Negotiations with the Rams rekindled after a new CBA was voted in Wednesday night and the cap went to $102 million from $94.5 million. On Friday, Bruce signed a three-year, $15 million deal to remain in St. Louis.

Thus, a significant chapter in our town's NFL history was spared an abrupt and prickly conclusion.

Bruce, 33, has played 164 of his 176 games (regular season and playoffs) after the Rams moved here. He has collected 12,765 of his 13,037 receiving yards, caught 836 of his 857 passes, scored 78 of his 81 touchdowns and made all four of his Pro Bowls while representing the Gateway City.

Despite missing large chunks of three seasons because of injuries, he holds franchise records for receptions, receiving yards and and touchdown catches.

If Bruce eventually is elected to the Pro Football Hall of Fame, he would be the first inductee who played the bulk of his career here since former Cardinals tackle Dan Dierdorf, class of 1996.

Road to success

In 1995, Bruce was a 22-year-old former Memphis State standout coming off a solid if not spectacular rookie season (21 catches, 272 yards, two touchdowns) when owner Georgia Frontiere decided to accept a lucrative offer from St. Louis. The Rams hadn't had a winning season in five years, including a 4-12 record in 1994.

The St. Louis Rams slogged through four more sub-.500 seasons before the curtain rose on the "Greatest Show on Turf" in 1999. With Bruce latching on to 12 of Kurt Warner's 41 touchdown passes, the Rams went from 4-12 in '98 to 13-3 and the franchise's first Super Bowl berth since 1980.

On Jan. 30, 2000, in Atlanta, the Rams cruised to a 16-0 lead against Tennessee in Super Bowl XXXIV. The Titans rallied, though, and when the Rams took possession at their 27-yard line with just over 2 minutes remaining, it was 16-16.

On the first play, Warner lofted a pass down the right sideline for a streaking Bruce. He hauled it in at the Titans' 37, dodged a defender, and headed for the end zone.

"I was dog-tired," said Bruce, who had six catches for 162 yards in the 23-16 triumph that brought St. Louis its only NFL championship. "We didn't want to go to overtime."

Bruce's 11 seasons in St. Louis have been marked by consistency, fueled by a deep pride and unrelenting work ethic. Former Rams tight end Ernie Conwell echoed others' evaluations when he called Bruce "the consummate professional."

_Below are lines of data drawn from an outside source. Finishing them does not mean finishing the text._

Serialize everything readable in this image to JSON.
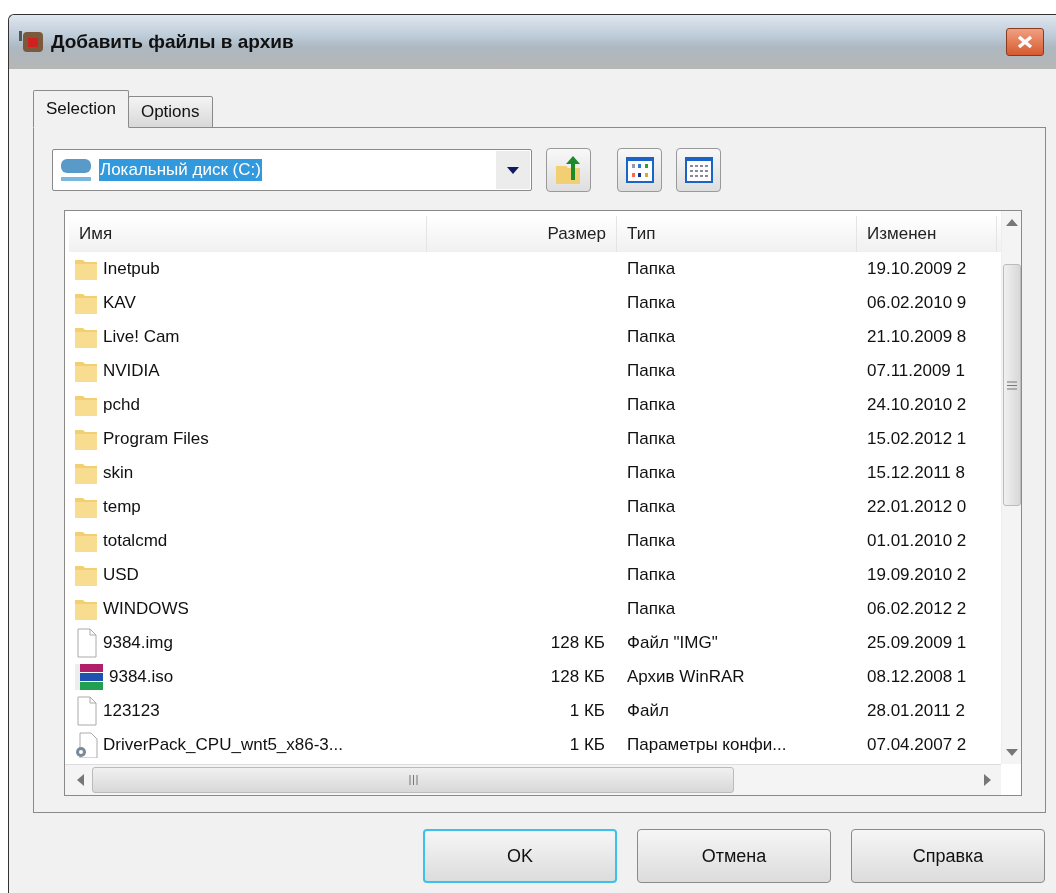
{
  "window": {
    "title": "Добавить файлы в архив"
  },
  "tabs": [
    {
      "label": "Selection",
      "selected": true
    },
    {
      "label": "Options",
      "selected": false
    }
  ],
  "location": {
    "value": "Локальный диск (C:)"
  },
  "table": {
    "columns": [
      "Имя",
      "Размер",
      "Тип",
      "Изменен"
    ],
    "rows": [
      {
        "kind": "folder",
        "name": "Inetpub",
        "size": "",
        "type": "Папка",
        "modified": "19.10.2009 2"
      },
      {
        "kind": "folder",
        "name": "KAV",
        "size": "",
        "type": "Папка",
        "modified": "06.02.2010 9"
      },
      {
        "kind": "folder",
        "name": "Live! Cam",
        "size": "",
        "type": "Папка",
        "modified": "21.10.2009 8"
      },
      {
        "kind": "folder",
        "name": "NVIDIA",
        "size": "",
        "type": "Папка",
        "modified": "07.11.2009 1"
      },
      {
        "kind": "folder",
        "name": "pchd",
        "size": "",
        "type": "Папка",
        "modified": "24.10.2010 2"
      },
      {
        "kind": "folder",
        "name": "Program Files",
        "size": "",
        "type": "Папка",
        "modified": "15.02.2012 1"
      },
      {
        "kind": "folder",
        "name": "skin",
        "size": "",
        "type": "Папка",
        "modified": "15.12.2011 8"
      },
      {
        "kind": "folder",
        "name": "temp",
        "size": "",
        "type": "Папка",
        "modified": "22.01.2012 0"
      },
      {
        "kind": "folder",
        "name": "totalcmd",
        "size": "",
        "type": "Папка",
        "modified": "01.01.2010 2"
      },
      {
        "kind": "folder",
        "name": "USD",
        "size": "",
        "type": "Папка",
        "modified": "19.09.2010 2"
      },
      {
        "kind": "folder",
        "name": "WINDOWS",
        "size": "",
        "type": "Папка",
        "modified": "06.02.2012 2"
      },
      {
        "kind": "file",
        "name": "9384.img",
        "size": "128 КБ",
        "type": "Файл \"IMG\"",
        "modified": "25.09.2009 1"
      },
      {
        "kind": "archive",
        "name": "9384.iso",
        "size": "128 КБ",
        "type": "Архив WinRAR",
        "modified": "08.12.2008 1"
      },
      {
        "kind": "file",
        "name": "123123",
        "size": "1 КБ",
        "type": "Файл",
        "modified": "28.01.2011 2"
      },
      {
        "kind": "config",
        "name": "DriverPack_CPU_wnt5_x86-3...",
        "size": "1 КБ",
        "type": "Параметры конфи...",
        "modified": "07.04.2007 2"
      }
    ]
  },
  "buttons": [
    {
      "label": "OK",
      "default": true
    },
    {
      "label": "Отмена",
      "default": false
    },
    {
      "label": "Справка",
      "default": false
    }
  ]
}
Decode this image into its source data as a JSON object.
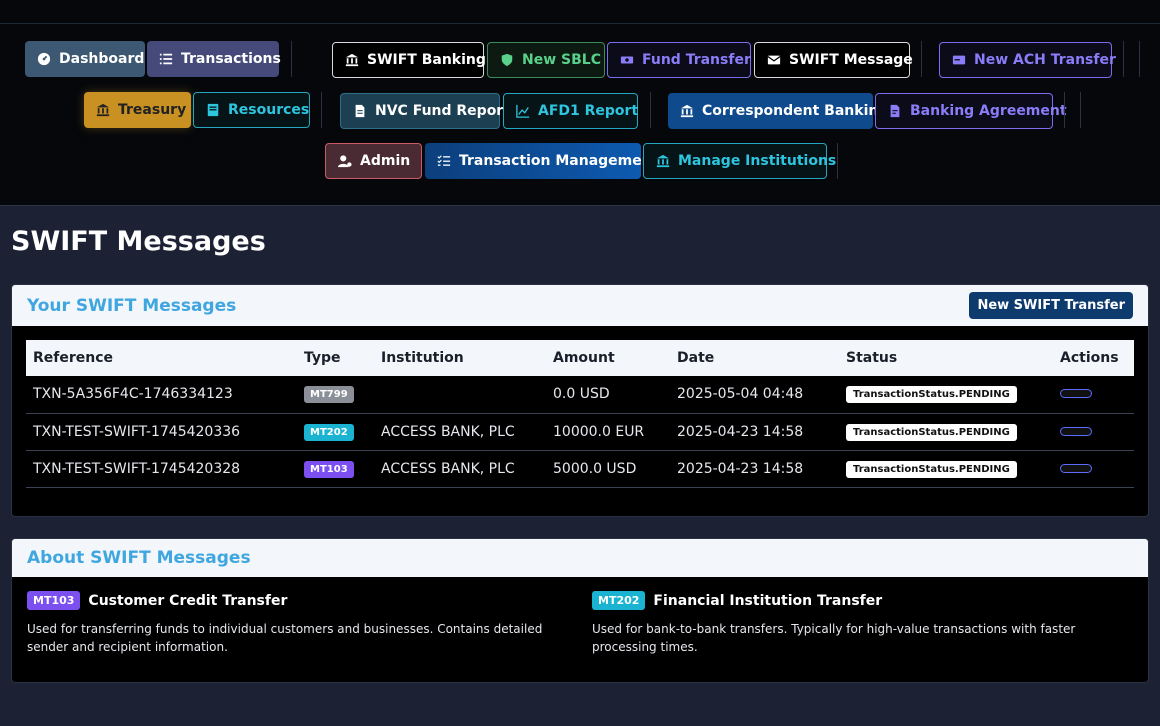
{
  "nav": {
    "dashboard": "Dashboard",
    "transactions": "Transactions",
    "swift_banking": "SWIFT Banking",
    "new_sblc": "New SBLC",
    "fund_transfer": "Fund Transfer",
    "swift_message": "SWIFT Message",
    "new_ach_transfer": "New ACH Transfer",
    "treasury": "Treasury",
    "resources": "Resources",
    "nvc_fund_report": "NVC Fund Report",
    "afd1_report": "AFD1 Report",
    "correspondent_banking": "Correspondent Banking",
    "banking_agreement": "Banking Agreement",
    "admin": "Admin",
    "transaction_management": "Transaction Management",
    "manage_institutions": "Manage Institutions"
  },
  "page": {
    "title": "SWIFT Messages"
  },
  "messages_card": {
    "title": "Your SWIFT Messages",
    "new_button": "New SWIFT Transfer",
    "columns": [
      "Reference",
      "Type",
      "Institution",
      "Amount",
      "Date",
      "Status",
      "Actions"
    ],
    "rows": [
      {
        "reference": "TXN-5A356F4C-1746334123",
        "type": "MT799",
        "institution": "",
        "amount": "0.0 USD",
        "date": "2025-05-04 04:48",
        "status": "TransactionStatus.PENDING"
      },
      {
        "reference": "TXN-TEST-SWIFT-1745420336",
        "type": "MT202",
        "institution": "ACCESS BANK, PLC",
        "amount": "10000.0 EUR",
        "date": "2025-04-23 14:58",
        "status": "TransactionStatus.PENDING"
      },
      {
        "reference": "TXN-TEST-SWIFT-1745420328",
        "type": "MT103",
        "institution": "ACCESS BANK, PLC",
        "amount": "5000.0 USD",
        "date": "2025-04-23 14:58",
        "status": "TransactionStatus.PENDING"
      }
    ]
  },
  "about_card": {
    "title": "About SWIFT Messages",
    "items": [
      {
        "badge": "MT103",
        "title": "Customer Credit Transfer",
        "desc": "Used for transferring funds to individual customers and businesses. Contains detailed sender and recipient information."
      },
      {
        "badge": "MT202",
        "title": "Financial Institution Transfer",
        "desc": "Used for bank-to-bank transfers. Typically for high-value transactions with faster processing times."
      }
    ]
  },
  "colors": {
    "accent": "#3fa6e0",
    "primary": "#0d3b6e",
    "treasury": "#c99022"
  }
}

Bruce's tour in St. Louis hasn't been without its rocky times, however. In 1997, after a loss to Seattle dropped the Rams to 2-5, Bruce questioned his unit's effort."The offense is not playing hard right now," he said.

First-year Rams coach Dick Vermeil reacted angrily. He called Bruce a "so-called superstar" and assailed him for criticizing his teammates in the media and not face-to-face.

That dust-up cleared quickly, and Vermeil became one of Bruce's staunchest supporters. Two years later, they hoisted the Lombardi Trophy together in Atlanta.


Though he missed five games and was hobbled in several others with "turf toe," Bruce established several milestones this past season. His statistics - 36 catches for 525 yards - were his lowest since 1998, another injury-plagued season.

Still he became just the 14th receiver in league history to amass 800 regular-season catches and the 12th to surpass 12,000 receiving yards. His 15.1-yards-per-catch average is No. 3 among those with at least 800 receptions.

Bruce said he was "happy, mainly for the organization" to achieve such milestones. But he emphasized that he planned to tack on even more numbers.

"I feel like I've got a long career ahead of me," he said. "So I'm not really ready to put a punctuation mark behind it. I just move on, move to the next week."

And now to the next season, which will be Bruce's sixth as The Last Los Angeles Ram.